**Task description:** From the records that follow, give the number of lines that include the word "ファイルパス取得方法", with no further words.

**The records:**
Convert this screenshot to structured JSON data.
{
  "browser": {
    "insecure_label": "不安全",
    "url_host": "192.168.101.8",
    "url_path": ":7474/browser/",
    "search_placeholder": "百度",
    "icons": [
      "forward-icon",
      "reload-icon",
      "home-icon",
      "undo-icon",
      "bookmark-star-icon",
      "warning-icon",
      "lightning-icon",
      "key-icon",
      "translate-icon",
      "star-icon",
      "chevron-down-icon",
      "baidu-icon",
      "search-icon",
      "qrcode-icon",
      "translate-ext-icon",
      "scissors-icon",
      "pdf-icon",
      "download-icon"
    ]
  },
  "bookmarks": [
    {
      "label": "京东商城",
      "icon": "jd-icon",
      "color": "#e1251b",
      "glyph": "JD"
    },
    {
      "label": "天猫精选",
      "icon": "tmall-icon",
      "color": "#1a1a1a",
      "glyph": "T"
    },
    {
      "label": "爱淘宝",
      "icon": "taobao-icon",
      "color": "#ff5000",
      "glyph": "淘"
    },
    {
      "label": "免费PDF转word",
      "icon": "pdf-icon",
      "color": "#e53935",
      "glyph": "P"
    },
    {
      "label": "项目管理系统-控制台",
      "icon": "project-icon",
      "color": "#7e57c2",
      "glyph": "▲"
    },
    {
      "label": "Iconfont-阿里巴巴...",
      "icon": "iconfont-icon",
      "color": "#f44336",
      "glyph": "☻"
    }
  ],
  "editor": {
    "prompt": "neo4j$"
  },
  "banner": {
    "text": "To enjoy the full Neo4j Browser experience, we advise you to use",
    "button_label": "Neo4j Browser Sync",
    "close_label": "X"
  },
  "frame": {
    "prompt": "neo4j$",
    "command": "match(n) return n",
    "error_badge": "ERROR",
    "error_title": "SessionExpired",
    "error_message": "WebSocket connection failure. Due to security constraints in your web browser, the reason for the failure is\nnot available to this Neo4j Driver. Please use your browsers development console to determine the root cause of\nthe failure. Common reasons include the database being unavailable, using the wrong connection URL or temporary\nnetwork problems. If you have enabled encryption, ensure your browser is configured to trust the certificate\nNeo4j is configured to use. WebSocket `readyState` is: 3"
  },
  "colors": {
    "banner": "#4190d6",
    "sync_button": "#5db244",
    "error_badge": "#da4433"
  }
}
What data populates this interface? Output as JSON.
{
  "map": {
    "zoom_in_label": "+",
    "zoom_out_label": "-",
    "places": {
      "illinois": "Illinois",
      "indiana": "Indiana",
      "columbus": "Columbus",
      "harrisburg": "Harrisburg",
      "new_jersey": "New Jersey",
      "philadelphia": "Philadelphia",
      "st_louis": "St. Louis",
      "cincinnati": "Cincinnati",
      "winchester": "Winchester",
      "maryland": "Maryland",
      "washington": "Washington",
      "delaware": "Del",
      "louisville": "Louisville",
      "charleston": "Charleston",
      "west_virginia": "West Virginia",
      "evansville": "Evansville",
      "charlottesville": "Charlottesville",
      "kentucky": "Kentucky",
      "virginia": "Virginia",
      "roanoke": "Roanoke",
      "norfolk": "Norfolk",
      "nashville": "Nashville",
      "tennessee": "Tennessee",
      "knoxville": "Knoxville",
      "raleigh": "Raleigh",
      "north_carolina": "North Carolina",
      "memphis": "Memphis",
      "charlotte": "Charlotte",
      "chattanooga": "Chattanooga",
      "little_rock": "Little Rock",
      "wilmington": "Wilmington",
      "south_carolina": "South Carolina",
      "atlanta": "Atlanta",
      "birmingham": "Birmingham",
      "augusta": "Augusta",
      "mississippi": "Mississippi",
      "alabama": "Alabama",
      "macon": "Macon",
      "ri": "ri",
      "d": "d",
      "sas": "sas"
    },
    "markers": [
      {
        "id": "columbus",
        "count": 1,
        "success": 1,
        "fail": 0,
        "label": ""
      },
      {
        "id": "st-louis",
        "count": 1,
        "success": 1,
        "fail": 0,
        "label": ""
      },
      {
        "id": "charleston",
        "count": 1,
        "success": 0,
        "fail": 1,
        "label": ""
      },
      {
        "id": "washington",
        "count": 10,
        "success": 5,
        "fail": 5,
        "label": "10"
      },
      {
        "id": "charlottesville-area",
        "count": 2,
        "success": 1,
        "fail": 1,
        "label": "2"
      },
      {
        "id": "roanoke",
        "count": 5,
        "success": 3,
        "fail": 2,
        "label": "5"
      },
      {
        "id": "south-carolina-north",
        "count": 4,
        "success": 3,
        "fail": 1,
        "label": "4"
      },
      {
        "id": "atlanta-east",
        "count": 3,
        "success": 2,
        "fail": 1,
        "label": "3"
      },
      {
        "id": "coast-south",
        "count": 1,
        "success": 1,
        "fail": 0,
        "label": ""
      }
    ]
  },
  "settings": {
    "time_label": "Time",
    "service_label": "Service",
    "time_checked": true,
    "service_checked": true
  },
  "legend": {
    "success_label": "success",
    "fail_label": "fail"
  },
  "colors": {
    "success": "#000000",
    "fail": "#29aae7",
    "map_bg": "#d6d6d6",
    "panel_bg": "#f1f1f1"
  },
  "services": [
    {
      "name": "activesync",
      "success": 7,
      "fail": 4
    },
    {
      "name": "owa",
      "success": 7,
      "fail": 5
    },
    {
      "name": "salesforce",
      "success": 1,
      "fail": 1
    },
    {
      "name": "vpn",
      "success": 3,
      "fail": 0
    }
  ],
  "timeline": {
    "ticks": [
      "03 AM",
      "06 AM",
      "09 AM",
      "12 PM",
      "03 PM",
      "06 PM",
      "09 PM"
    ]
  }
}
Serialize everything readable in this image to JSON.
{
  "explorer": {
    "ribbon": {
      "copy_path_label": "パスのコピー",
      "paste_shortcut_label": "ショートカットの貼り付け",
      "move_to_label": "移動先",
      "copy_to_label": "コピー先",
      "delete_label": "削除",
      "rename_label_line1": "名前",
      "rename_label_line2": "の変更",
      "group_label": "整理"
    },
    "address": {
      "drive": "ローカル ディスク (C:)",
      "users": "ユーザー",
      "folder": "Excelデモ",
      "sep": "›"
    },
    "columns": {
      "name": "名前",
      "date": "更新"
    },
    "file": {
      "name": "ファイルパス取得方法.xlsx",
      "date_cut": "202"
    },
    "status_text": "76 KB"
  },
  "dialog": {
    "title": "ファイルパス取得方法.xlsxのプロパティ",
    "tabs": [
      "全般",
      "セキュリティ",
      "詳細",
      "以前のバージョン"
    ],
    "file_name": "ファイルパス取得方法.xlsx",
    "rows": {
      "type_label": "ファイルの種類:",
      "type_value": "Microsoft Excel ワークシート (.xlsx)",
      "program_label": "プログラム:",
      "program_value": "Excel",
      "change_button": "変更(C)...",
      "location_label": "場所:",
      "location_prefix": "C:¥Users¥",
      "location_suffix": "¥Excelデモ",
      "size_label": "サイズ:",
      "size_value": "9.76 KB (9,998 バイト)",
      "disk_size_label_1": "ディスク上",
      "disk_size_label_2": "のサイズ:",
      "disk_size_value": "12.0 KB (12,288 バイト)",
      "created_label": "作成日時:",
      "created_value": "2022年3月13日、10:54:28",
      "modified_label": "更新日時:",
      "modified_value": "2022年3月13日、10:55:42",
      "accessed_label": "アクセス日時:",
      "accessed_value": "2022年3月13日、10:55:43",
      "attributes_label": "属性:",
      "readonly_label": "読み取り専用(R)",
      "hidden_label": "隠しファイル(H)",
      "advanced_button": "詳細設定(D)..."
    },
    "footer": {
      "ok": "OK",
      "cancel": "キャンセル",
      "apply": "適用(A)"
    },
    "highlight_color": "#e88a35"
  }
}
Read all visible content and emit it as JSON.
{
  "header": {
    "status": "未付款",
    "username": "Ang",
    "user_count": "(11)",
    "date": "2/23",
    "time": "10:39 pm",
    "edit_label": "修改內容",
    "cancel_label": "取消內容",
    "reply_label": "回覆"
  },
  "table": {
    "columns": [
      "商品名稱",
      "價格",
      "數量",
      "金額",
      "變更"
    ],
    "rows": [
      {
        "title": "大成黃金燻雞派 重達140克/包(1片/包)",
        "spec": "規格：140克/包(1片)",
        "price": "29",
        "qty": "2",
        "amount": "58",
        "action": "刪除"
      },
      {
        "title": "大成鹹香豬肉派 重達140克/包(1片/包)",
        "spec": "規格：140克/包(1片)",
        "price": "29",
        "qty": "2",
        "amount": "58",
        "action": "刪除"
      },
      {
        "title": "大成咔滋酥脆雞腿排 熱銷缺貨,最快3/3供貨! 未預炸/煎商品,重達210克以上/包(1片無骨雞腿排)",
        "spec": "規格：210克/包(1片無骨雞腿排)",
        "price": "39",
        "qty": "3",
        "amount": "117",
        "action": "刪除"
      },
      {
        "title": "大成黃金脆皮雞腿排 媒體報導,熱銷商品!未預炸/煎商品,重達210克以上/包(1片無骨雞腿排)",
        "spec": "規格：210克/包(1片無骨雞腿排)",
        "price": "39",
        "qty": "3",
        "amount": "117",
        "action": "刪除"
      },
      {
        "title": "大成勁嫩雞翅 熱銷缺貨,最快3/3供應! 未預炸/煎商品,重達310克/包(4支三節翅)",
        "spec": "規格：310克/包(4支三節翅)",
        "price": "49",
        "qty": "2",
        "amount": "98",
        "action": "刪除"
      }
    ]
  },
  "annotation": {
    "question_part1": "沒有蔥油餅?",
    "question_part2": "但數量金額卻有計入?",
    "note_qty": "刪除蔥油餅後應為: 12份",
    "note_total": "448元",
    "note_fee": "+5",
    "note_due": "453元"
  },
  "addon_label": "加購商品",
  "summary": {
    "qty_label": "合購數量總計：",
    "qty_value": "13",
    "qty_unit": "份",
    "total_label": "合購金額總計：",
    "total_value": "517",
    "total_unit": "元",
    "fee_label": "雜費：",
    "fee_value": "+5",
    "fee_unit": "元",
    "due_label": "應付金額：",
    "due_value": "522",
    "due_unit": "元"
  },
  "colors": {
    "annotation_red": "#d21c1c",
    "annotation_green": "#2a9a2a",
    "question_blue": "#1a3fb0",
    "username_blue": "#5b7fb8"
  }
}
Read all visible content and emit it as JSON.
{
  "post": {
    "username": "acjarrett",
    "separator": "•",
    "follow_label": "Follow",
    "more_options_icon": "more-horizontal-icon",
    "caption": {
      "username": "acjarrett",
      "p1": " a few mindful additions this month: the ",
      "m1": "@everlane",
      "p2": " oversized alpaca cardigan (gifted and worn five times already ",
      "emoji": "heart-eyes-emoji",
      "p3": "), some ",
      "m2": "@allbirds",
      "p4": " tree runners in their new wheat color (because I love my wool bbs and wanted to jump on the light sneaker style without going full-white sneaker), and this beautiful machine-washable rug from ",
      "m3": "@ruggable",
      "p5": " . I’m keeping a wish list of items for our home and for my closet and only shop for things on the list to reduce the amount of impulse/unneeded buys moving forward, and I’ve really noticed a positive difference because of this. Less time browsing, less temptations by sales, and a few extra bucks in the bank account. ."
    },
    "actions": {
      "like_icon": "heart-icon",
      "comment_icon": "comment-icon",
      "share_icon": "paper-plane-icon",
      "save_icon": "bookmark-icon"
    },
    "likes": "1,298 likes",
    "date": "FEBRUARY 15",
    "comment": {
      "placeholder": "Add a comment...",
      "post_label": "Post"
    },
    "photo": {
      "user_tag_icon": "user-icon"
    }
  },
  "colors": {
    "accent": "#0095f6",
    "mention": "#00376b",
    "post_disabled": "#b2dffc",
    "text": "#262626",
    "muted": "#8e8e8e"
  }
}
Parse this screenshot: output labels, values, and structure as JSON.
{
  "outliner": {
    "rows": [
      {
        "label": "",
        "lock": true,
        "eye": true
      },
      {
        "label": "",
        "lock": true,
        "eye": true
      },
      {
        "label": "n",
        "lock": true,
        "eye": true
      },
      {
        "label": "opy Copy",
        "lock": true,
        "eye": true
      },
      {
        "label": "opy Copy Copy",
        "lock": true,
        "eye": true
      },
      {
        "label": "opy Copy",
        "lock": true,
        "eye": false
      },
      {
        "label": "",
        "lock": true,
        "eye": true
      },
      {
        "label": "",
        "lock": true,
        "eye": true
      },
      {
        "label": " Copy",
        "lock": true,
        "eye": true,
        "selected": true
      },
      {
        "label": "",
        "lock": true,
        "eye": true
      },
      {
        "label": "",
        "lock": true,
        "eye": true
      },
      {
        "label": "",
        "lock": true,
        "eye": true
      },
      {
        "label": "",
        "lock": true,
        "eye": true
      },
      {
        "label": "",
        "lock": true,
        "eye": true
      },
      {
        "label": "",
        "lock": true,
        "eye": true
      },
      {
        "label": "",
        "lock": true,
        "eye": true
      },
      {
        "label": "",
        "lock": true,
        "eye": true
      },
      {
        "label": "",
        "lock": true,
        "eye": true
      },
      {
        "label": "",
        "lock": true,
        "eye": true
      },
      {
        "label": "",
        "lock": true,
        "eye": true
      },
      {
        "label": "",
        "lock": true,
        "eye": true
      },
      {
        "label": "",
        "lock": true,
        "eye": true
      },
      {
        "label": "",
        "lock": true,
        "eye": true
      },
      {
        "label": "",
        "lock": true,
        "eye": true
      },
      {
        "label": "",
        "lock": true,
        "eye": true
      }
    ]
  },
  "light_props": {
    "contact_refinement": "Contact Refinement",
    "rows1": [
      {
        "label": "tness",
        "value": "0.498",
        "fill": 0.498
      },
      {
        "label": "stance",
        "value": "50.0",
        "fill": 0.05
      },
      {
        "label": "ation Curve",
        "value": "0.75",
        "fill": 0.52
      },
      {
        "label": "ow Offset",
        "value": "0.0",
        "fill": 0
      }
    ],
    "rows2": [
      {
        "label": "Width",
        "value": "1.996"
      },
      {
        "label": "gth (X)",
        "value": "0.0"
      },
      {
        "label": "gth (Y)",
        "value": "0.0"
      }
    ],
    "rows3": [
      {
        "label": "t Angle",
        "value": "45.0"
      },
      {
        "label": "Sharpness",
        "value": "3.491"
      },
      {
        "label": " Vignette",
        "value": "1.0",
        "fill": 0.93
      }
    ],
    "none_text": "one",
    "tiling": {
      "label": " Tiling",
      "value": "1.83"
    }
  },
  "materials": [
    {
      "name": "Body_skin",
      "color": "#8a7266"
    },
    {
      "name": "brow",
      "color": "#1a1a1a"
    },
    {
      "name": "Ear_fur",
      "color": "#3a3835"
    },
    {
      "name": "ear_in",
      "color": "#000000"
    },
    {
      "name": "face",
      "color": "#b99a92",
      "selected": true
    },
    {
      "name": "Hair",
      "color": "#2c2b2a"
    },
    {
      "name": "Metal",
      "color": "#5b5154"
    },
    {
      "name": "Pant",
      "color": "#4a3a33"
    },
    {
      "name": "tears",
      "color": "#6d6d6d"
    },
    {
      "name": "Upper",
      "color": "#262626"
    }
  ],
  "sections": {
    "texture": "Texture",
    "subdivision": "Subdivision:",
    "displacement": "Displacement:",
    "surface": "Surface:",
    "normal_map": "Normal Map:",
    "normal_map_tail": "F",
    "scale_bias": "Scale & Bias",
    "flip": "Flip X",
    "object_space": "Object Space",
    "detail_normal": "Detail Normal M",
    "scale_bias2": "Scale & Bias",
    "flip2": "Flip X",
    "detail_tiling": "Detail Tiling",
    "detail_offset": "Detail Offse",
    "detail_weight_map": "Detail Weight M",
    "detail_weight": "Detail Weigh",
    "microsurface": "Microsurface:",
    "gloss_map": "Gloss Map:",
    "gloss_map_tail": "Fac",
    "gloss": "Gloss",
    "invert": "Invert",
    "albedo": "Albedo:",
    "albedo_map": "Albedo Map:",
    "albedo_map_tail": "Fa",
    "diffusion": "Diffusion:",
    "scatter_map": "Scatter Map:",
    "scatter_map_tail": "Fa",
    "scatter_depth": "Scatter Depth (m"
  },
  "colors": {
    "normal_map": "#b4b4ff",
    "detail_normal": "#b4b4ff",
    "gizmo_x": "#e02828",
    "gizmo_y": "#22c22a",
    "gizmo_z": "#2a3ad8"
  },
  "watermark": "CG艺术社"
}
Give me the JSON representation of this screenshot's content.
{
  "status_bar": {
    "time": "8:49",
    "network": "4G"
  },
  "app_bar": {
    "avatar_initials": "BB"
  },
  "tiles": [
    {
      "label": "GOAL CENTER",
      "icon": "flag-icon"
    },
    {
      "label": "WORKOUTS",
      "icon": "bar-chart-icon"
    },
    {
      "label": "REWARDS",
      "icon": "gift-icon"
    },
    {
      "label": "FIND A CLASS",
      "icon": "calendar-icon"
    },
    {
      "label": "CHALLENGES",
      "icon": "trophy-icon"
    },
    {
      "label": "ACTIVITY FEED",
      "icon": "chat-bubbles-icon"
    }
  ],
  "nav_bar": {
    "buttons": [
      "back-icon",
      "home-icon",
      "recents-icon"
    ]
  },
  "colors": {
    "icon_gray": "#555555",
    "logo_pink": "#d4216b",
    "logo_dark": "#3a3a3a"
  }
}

**Task answer:** 3